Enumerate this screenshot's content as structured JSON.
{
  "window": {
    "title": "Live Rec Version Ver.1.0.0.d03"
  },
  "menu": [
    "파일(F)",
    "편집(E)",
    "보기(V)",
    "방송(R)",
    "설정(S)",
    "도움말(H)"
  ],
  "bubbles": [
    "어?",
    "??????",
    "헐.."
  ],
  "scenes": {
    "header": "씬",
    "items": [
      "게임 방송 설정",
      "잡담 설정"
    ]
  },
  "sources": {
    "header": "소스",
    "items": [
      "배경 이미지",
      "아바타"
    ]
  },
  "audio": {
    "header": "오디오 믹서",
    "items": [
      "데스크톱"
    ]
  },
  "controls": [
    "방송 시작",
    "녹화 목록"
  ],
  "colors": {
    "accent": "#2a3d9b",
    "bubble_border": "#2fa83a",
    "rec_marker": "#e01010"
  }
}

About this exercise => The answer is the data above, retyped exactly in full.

Task result =>
Enumerate this screenshot's content as structured JSON.
{
  "window": {
    "title": "Live Rec Version Ver.1.0.0.d03"
  },
  "menu": [
    "파일(F)",
    "편집(E)",
    "보기(V)",
    "방송(R)",
    "설정(S)",
    "도움말(H)"
  ],
  "bubbles": [
    "어?",
    "??????",
    "헐.."
  ],
  "scenes": {
    "header": "씬",
    "items": [
      "게임 방송 설정",
      "잡담 설정"
    ]
  },
  "sources": {
    "header": "소스",
    "items": [
      "배경 이미지",
      "아바타"
    ]
  },
  "audio": {
    "header": "오디오 믹서",
    "items": [
      "데스크톱"
    ]
  },
  "controls": [
    "방송 시작",
    "녹화 목록"
  ],
  "colors": {
    "accent": "#2a3d9b",
    "bubble_border": "#2fa83a",
    "rec_marker": "#e01010"
  }
}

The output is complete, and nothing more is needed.